What is needed is an exact copy of the data that follows.
::::::::::
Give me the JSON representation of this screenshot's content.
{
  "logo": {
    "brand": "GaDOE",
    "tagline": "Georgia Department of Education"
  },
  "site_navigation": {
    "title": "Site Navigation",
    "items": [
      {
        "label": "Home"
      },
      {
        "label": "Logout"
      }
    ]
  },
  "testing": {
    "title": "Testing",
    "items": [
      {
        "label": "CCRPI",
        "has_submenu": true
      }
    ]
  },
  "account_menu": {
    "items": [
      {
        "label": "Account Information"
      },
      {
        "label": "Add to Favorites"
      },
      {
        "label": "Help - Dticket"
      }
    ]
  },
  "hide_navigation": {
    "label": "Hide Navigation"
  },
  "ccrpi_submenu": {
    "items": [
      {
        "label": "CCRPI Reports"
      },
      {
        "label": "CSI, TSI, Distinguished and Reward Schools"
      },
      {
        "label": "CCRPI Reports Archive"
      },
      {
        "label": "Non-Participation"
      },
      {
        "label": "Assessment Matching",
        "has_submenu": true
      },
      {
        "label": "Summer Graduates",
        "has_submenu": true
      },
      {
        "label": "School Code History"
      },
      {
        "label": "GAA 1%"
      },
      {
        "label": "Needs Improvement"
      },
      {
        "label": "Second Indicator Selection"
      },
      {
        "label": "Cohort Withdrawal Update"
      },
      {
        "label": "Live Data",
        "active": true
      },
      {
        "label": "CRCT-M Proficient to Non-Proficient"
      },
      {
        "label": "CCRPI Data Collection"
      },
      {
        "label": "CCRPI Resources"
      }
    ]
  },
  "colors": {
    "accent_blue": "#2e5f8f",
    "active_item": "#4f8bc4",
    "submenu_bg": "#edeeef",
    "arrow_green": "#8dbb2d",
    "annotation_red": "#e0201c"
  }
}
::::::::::
ANSWER FOR THIS EXERCISE:
Give me the JSON representation of this screenshot's content.
{
  "logo": {
    "brand": "GaDOE",
    "tagline": "Georgia Department of Education"
  },
  "site_navigation": {
    "title": "Site Navigation",
    "items": [
      {
        "label": "Home"
      },
      {
        "label": "Logout"
      }
    ]
  },
  "testing": {
    "title": "Testing",
    "items": [
      {
        "label": "CCRPI",
        "has_submenu": true
      }
    ]
  },
  "account_menu": {
    "items": [
      {
        "label": "Account Information"
      },
      {
        "label": "Add to Favorites"
      },
      {
        "label": "Help - Dticket"
      }
    ]
  },
  "hide_navigation": {
    "label": "Hide Navigation"
  },
  "ccrpi_submenu": {
    "items": [
      {
        "label": "CCRPI Reports"
      },
      {
        "label": "CSI, TSI, Distinguished and Reward Schools"
      },
      {
        "label": "CCRPI Reports Archive"
      },
      {
        "label": "Non-Participation"
      },
      {
        "label": "Assessment Matching",
        "has_submenu": true
      },
      {
        "label": "Summer Graduates",
        "has_submenu": true
      },
      {
        "label": "School Code History"
      },
      {
        "label": "GAA 1%"
      },
      {
        "label": "Needs Improvement"
      },
      {
        "label": "Second Indicator Selection"
      },
      {
        "label": "Cohort Withdrawal Update"
      },
      {
        "label": "Live Data",
        "active": true
      },
      {
        "label": "CRCT-M Proficient to Non-Proficient"
      },
      {
        "label": "CCRPI Data Collection"
      },
      {
        "label": "CCRPI Resources"
      }
    ]
  },
  "colors": {
    "accent_blue": "#2e5f8f",
    "active_item": "#4f8bc4",
    "submenu_bg": "#edeeef",
    "arrow_green": "#8dbb2d",
    "annotation_red": "#e0201c"
  }
}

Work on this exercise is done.